Eyemouth is just across the Scottish border, it’s quite difficult to tell and without a keen eye you might miss the three signs and several saltires that let you know you’re entering Scotland.

We stayed at the recently refurbished Ship’s Quarters and were quick to explore the town on arrival. On our doorstep we found the catamaran that would take us out the next day, WaveDancer, sharing the harbour with a rather plump seal. I was excited to dive as I had heard that Eyemouth and St Abbs are known for having some of the “best sub 30m dives in the UK and Europe” which was great for us newly qualified Ocean Divers.

On day one, after we had walked off our full English breakfasts, we had our first dive at the Barnyard and our second at Big Green Carr. I was told there would be points for spotting wolf-fish, commonly found in Arctic waters they can’t be found much further south than Eyemouth. The visibility at both sites was around 5 meters and there was so much life to see: walls of dead men’s fingers, anemones, and the carpet of brittle stars I had been told about but no wolf-fish. I excitedly pointed out the first sun star I found to Colin with my torch, different to anything we had seen yet, but quickly lost count of how many we saw.

As well as a great day diving, my first time on a hard boat was luxury – a lift out of the water rather than the undignified wriggle out of the water into a RIB, homemade shortbread and coffee handed to you and a toilet! We returned to shore for ice cream and dinner (in that order) and got a great night’s sleep.

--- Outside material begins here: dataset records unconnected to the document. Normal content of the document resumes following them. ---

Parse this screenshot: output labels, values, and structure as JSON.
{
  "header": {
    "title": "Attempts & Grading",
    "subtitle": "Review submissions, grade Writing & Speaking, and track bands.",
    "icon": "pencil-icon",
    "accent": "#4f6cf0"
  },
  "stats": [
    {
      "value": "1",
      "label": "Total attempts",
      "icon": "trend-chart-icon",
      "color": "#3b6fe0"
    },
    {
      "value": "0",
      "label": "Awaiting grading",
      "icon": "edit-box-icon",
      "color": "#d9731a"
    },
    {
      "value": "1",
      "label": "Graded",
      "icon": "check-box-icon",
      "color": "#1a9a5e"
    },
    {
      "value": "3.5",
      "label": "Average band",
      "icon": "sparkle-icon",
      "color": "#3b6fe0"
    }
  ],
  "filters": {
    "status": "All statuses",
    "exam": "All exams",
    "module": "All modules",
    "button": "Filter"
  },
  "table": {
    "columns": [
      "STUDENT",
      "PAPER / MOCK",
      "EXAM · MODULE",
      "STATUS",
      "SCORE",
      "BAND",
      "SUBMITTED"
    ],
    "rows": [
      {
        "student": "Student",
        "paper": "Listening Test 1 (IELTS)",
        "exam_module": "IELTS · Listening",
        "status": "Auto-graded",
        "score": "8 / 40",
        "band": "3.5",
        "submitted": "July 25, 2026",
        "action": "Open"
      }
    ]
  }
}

We started the second day building sandcastles on the beach, which got quite competitive (sandcastles were trodden on). With our buckets and spades came ‘Finley and friends’, each bucket came with a different creature mould, a fish, seahorse, crab and starfish. So of course, we named them all, attached them to weights, and took them diving with us. The visibility on day two was a little less than the first day but there was still a lot to see. Our second dive was on a wreck (which some of us found). Comb jellies floated around us and Peter and I spent a while staring at a ‘long stringy jelly thing’ which neither of us had ever seen before. With a bit of research post-dive, we discovered it was a siphonophorae, these jelly creatures are the longest animals on the planet.

On our last day we started the day with a wreck dive on the Shadwan, a steamer wreck from Victorian times. The visibility was better on day three but the water felt colder, around 7⁰C. One pair saw a tiny cuttlefish and an octopus, but still none of us had seen a wolf-fish. Our second dive was at Wuddy Rocks we saw a lumpsucker perched on a shelf which is quite rare for the shallow depth we were at. Emma tried to show two other buddy pairs – the first time we were ignored and the second time we went back to find it and couldn’t. We then tried to communicate underwater what we were trying to find, I’ve found it’s easier to explain once you’re back on the boat.

The waters are still a bit too cold for fish at this time of year and although the elusive wolf-fish had evaded us, by the end of the weekend we’d seen a cuttlefish, an octopus, a lumpsucker, wrasse, pollock, crabs, soft corals, anemones and more. The weekend had flown by and in slightly damp thermals it was time to head back down south, I’m already looking forward to the next trip.

Izzy Coleman-Wood